Finally after a month the minister suggested that Mother ought to think about her poor children and try to restore some normality or else Father’s death would become an ‘Unquiet Grave’ of obsessive, excessive, unhealthy grief. At the same time the family solicitor read the will behind locked doors with us children huddled on the upper stairs peering through the bannisters as Mother screamed in rage as the news hit that Father had left her scarcely anything. The credit on the high street dried up. The rich townhouse was mortgaged, the payments too high for Mother to pay on her reduced income from stocks and bonds and some small rentals. Mother then carefully plotted her careful, face saving retreat from prosperity.
She lied about why she was moving. She said she was moving into the Hogg Home on Seymour St to help her dear sweet Mother. In fact she never ever went there and apparently hated dear sweet Mother because I never remembered visiting or being visited by dear sweet Grandmother my whole life. Then she plotted grandly moved her expensive furniture, making sure it was conspicuously arranged in the sidewalk as it was loaded in the moving lorries for the neighbors to ogle. She made a big show and in fact the movers were quite confused because certain things were going in one lorry and others were going in another lorry and Mother was the type to give confusing directions and then go ballistic when everyone got confused. Then the movers moved off. Well out of public view, the lorry carrying the most expensive stuff, much bought on credit and not paid for, headed off in one direction while the other lorry turned into another part of town Mother’s friends and fellow kirk members would never be caught dead in.
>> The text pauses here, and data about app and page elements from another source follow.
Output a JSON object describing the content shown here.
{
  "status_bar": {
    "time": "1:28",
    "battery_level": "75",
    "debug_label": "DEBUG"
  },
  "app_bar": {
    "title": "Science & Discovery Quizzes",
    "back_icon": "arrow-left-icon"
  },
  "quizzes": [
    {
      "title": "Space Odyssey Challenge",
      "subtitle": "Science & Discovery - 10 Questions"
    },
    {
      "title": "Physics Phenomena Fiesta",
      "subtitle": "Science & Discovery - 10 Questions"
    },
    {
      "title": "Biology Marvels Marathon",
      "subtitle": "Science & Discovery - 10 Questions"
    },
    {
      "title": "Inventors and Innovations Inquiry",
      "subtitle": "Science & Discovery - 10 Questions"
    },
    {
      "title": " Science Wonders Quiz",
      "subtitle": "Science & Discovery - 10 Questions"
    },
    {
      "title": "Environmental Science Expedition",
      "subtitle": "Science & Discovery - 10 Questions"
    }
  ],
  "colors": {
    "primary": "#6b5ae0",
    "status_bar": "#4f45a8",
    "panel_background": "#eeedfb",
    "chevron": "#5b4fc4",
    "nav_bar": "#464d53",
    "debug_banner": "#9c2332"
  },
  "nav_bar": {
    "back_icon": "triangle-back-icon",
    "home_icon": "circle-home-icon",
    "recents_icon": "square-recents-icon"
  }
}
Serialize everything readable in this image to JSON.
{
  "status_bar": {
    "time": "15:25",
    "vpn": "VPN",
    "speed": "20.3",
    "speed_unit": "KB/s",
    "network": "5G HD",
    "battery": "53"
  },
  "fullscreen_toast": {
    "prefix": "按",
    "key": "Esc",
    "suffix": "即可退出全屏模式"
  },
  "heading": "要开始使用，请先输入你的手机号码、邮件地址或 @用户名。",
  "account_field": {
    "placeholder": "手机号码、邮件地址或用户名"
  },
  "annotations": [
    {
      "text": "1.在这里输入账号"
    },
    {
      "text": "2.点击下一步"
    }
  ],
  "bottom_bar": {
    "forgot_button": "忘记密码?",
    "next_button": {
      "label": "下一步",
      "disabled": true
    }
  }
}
Then Mother walked through the now empty townhouse one last time. It was I suppose a melancholic sight. All of her hopes and dreams were now as dead as Father. But the look on her face was more implacable than plaintive. Then the cabbie drove up and we were loaded in, each carrying out own little suitcase that Mother was quite insistent had to contain everything we wanted to take with us. They were very small so naturally after the funeral clothes we had no space to take any toy and Father used to love to buy us toys. Instead, all of the expensive toys were boxed up and taken by the lorry that drove in the opposite direction from the lorry which drove toward our new home. Ten blocks later the cab deposited us on the city. That way Mother saved face. No one knew a thing! It was a triumph of cunning in the face of adversity.